So our show today, produced by our own Zappa-named for that Zappa –Johns, and hosted by me, your show’s creator, Professor Barbara Mossberg, the luckiest person, to be here with you—hear hear!—going on our 10thyear, this next week we’re coming on to our tenth anniversary of our show, produced every week, beginning with Talk Radio AM, and then internet radio, RadioMonterey, and now a podcast, produced on California’s Central Coast, and I’m broadcasting here in Eugene, Oregon, and you, listeners, are around the world, and it’s an honor and joy to be with you. Today, we’re talking about how we are needed in this world, our great brains, to behold what we see—and love it. Yes—to think of ourselves as lovers of this world, as our purpose! To think of our brains as evolved by earth to love it—Michael Pollen has written about how plants in fact evolve us, and the idea of akrogenesis, psychic plant manipulation of us—an intelligent universe creating in us something it desperately needs—a mirror, eyes, spirit of wonder and awe and amazement, because if we have this way of seeing earth, cherishing it, it is preserved. So it’s very practical, it’s very hard-nosed, this need of trees to be loved by us . . . and who are the PR agents of our earth? Poets come running to the rescue like Rumi’s 12thcentury description of hope for distracted people with life’s traumas (he himself was running from Genghis Khan for 2000 miles from Afghanistan to Turkey):
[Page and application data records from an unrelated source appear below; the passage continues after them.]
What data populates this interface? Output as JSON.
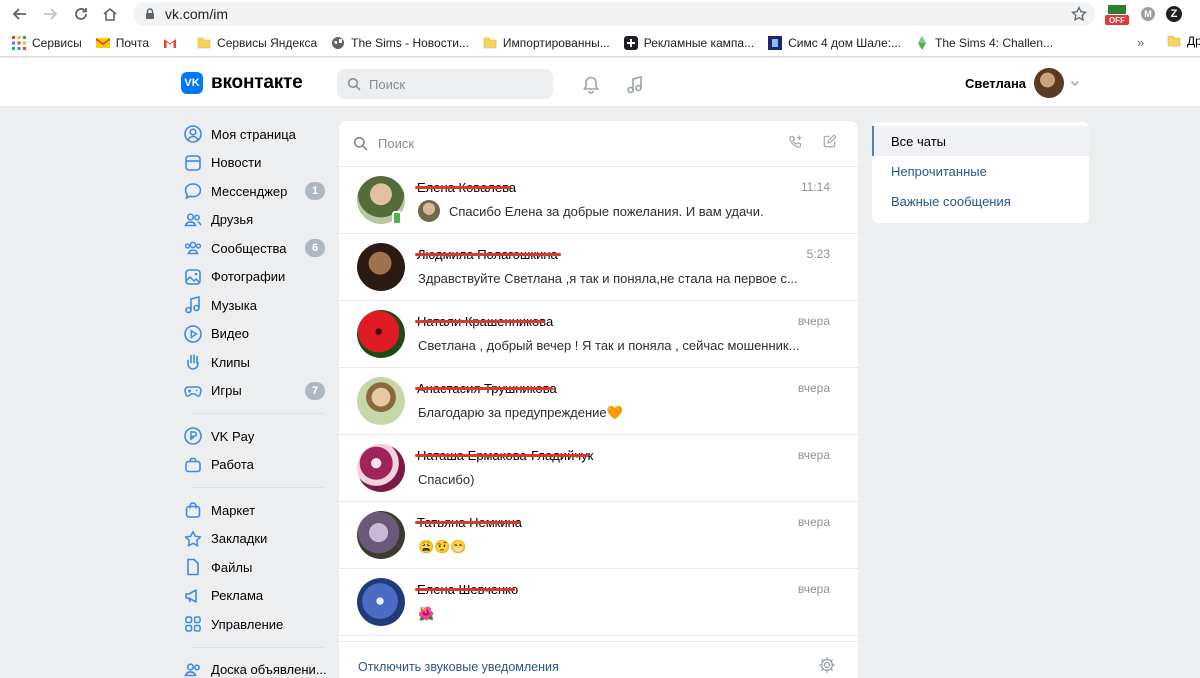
{
  "browser": {
    "url": "vk.com/im",
    "ext_off_label": "OFF",
    "ext_m_label": "M",
    "ext_z_label": "Z",
    "bookmarks": [
      {
        "label": "Сервисы",
        "icon": "apps-grid-icon"
      },
      {
        "label": "Почта",
        "icon": "yandex-mail-icon"
      },
      {
        "label": "",
        "icon": "gmail-icon"
      },
      {
        "label": "Сервисы Яндекса",
        "icon": "folder-icon"
      },
      {
        "label": "The Sims - Новости...",
        "icon": "globe-icon"
      },
      {
        "label": "Импортированны...",
        "icon": "folder-icon"
      },
      {
        "label": "Рекламные кампа...",
        "icon": "ads-icon"
      },
      {
        "label": "Симс 4 дом Шале:...",
        "icon": "site-icon"
      },
      {
        "label": "The Sims 4: Challen...",
        "icon": "plumbob-icon"
      }
    ],
    "more": "»",
    "last_bookmark": "Др"
  },
  "header": {
    "logo_text": "вконтакте",
    "logo_mark": "VK",
    "search_placeholder": "Поиск",
    "user_name": "Светлана"
  },
  "sidebar": {
    "items": [
      {
        "label": "Моя страница",
        "icon": "user-circle-icon",
        "badge": ""
      },
      {
        "label": "Новости",
        "icon": "news-icon",
        "badge": ""
      },
      {
        "label": "Мессенджер",
        "icon": "message-icon",
        "badge": "1"
      },
      {
        "label": "Друзья",
        "icon": "friends-icon",
        "badge": ""
      },
      {
        "label": "Сообщества",
        "icon": "communities-icon",
        "badge": "6"
      },
      {
        "label": "Фотографии",
        "icon": "photo-icon",
        "badge": ""
      },
      {
        "label": "Музыка",
        "icon": "music-icon",
        "badge": ""
      },
      {
        "label": "Видео",
        "icon": "video-icon",
        "badge": ""
      },
      {
        "label": "Клипы",
        "icon": "clips-icon",
        "badge": ""
      },
      {
        "label": "Игры",
        "icon": "games-icon",
        "badge": "7"
      }
    ],
    "items2": [
      {
        "label": "VK Pay",
        "icon": "vkpay-icon"
      },
      {
        "label": "Работа",
        "icon": "briefcase-icon"
      }
    ],
    "items3": [
      {
        "label": "Маркет",
        "icon": "shop-bag-icon"
      },
      {
        "label": "Закладки",
        "icon": "star-icon"
      },
      {
        "label": "Файлы",
        "icon": "file-icon"
      },
      {
        "label": "Реклама",
        "icon": "megaphone-icon"
      },
      {
        "label": "Управление",
        "icon": "grid-manage-icon"
      }
    ],
    "items4": [
      {
        "label": "Доска объявлени...",
        "icon": "board-icon"
      }
    ]
  },
  "messenger": {
    "search_placeholder": "Поиск",
    "dialogs": [
      {
        "name": "Елена Ковалева",
        "time": "11:14",
        "message": "Спасибо Елена за добрые пожелания. И вам удачи.",
        "has_thumb": true,
        "online": true,
        "avatar_color": "#8a9a6a"
      },
      {
        "name": "Людмила Полагошкина",
        "time": "5:23",
        "message": "Здравствуйте Светлана ,я так и поняла,не стала на первое с...",
        "has_thumb": false,
        "online": false,
        "avatar_color": "#5a4030"
      },
      {
        "name": "Натали Крашенникова",
        "time": "вчера",
        "message": "Светлана , добрый вечер ! Я так и поняла , сейчас мошенник...",
        "has_thumb": false,
        "online": false,
        "avatar_color": "#c8141e"
      },
      {
        "name": "Анастасия Трушникова",
        "time": "вчера",
        "message": "Благодарю за предупреждение🧡",
        "has_thumb": false,
        "online": false,
        "avatar_color": "#a8b890"
      },
      {
        "name": "Наташа Ермакова-Гладийчук",
        "time": "вчера",
        "message": "Спасибо)",
        "has_thumb": false,
        "online": false,
        "avatar_color": "#9a2a5a"
      },
      {
        "name": "Татьяна Немкина",
        "time": "вчера",
        "message": "😩🤨😁",
        "has_thumb": false,
        "online": false,
        "avatar_color": "#6a5a7a"
      },
      {
        "name": "Елена Шевченко",
        "time": "вчера",
        "message": "🌺",
        "has_thumb": false,
        "online": false,
        "avatar_color": "#3a5aa8"
      }
    ],
    "footer_link": "Отключить звуковые уведомления"
  },
  "filters": {
    "items": [
      {
        "label": "Все чаты"
      },
      {
        "label": "Непрочитанные"
      },
      {
        "label": "Важные сообщения"
      }
    ]
  },
  "colors": {
    "vk_blue": "#0077ff",
    "link": "#2a5885",
    "sidebar_icon": "#3f8ae0",
    "strike": "#d93a2b"
  }
}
Be helpless, dumbfounded,
Unable to say yes or no.
Then a stretcher will come from grace
To gather us up.
We are too dull-eyed to see that beauty
If we say we can, we’re lying.
If we say No, we don’t see it,
That No will behead us
And shut tight our window onto spirit.
So let us rather not be sure of anything,
Besides ourselves, and only that, so
Miraculous beings come running to help.
Crazed, lying in a zero circle, mute,
We shall be saying finally,
With tremendous eloquence, Lead us.
When we have totally surrendered to that beauty,
We shall be a mighty kindness..
I’m thinking of this as news is coming in over my news feed about trees—the Archangel project, and cities planting trees, and the fate of our National Parks, right now, and I’m thinking that we can start our year right with poetry that turns our gaze on what is amazing, on awe, on what is shining, on what fills us with rapture. It could be anything, but it seems to me that we have evolved to be able to appreciate beauty, to love, to develop relationships and kinship with species, and that this may not be a coincidence, that we have humans going around overcome with our world and trying to capture it in words—yes, in words that require us to . . .slow down. So let’s begin wit